Here’s the cool thing: it works. Sometimes the “pyramid” ends up more like a bell-curve. Sometimes it peaks with multiple climaxes – but there is always one that creates the highest peak on the chart. I took a novel writing class recently where we created not only plot arcs (aka Freytag’s you-know-what) for a novel, but we compared them to character arcs as well. It was a hugely important exercise for my growth as a writer. If you haven’t diagrammed a story lately – plotted it out on an arc or pyramid – I strongly suggest you do! Pick your favorite adult or YA novel you’ve read recently. Pick the middle grade book you’re reading with your kids… Any well-written story will do, although you can find great examples of the pyramid for most Shakespeare plays online.

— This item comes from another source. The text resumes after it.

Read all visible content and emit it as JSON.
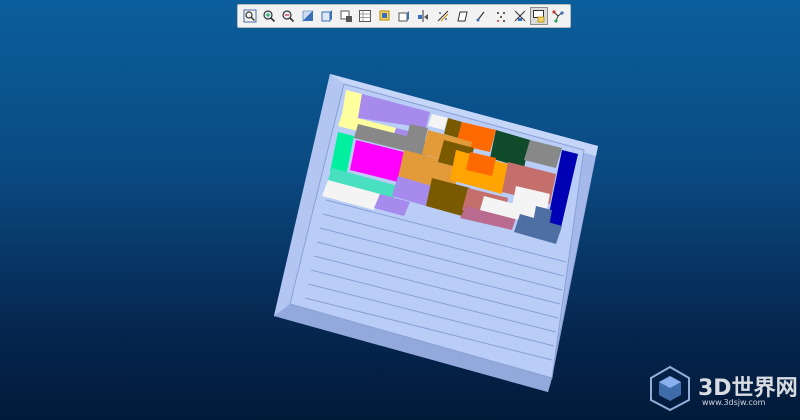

See what you discover about story structure and organizing your own plot.
After about 30 minutes of playing around with my huge drawing pad and blue, green, red and purple markers, I produced a lovely example – and exposed plot holes and character questions along the way.  (Freytag would be so proud!) I’ve got a long way to go, but it is exciting to have this poster to hang on my office wall to inspire and motivate me. Now I can see that there really is a story hidden in the weird idea that fell into my lap during that never-ending meeting. I can see the basics: where the story can begin, what the major climax might be, and how it can resolve. Will it end up that way? Most likely not. I know my own writing style well enough by now to realize that I’ll made a gazillion changes before it is all said and done.
But it is a beginning. It is like planting a seed and checking the garden one morning to find a tiny, green tomato sprout sticking out of the dirt. The sprout will have its own arc (growing over time, producing flowers, then tiny green fruit, ripening tomatoes for picking, dying back, buried in the compost pile). Weird how that parallels the growth of a good story, isn’t it?
So Freytag and tomatoes. Wonder if he had a garden?

1 comment:

  1. Growing a plot,with Freytag as our gardener--great idea. Lots of good suggestions here that can help us all in our beginning stages of plotting. Thanks!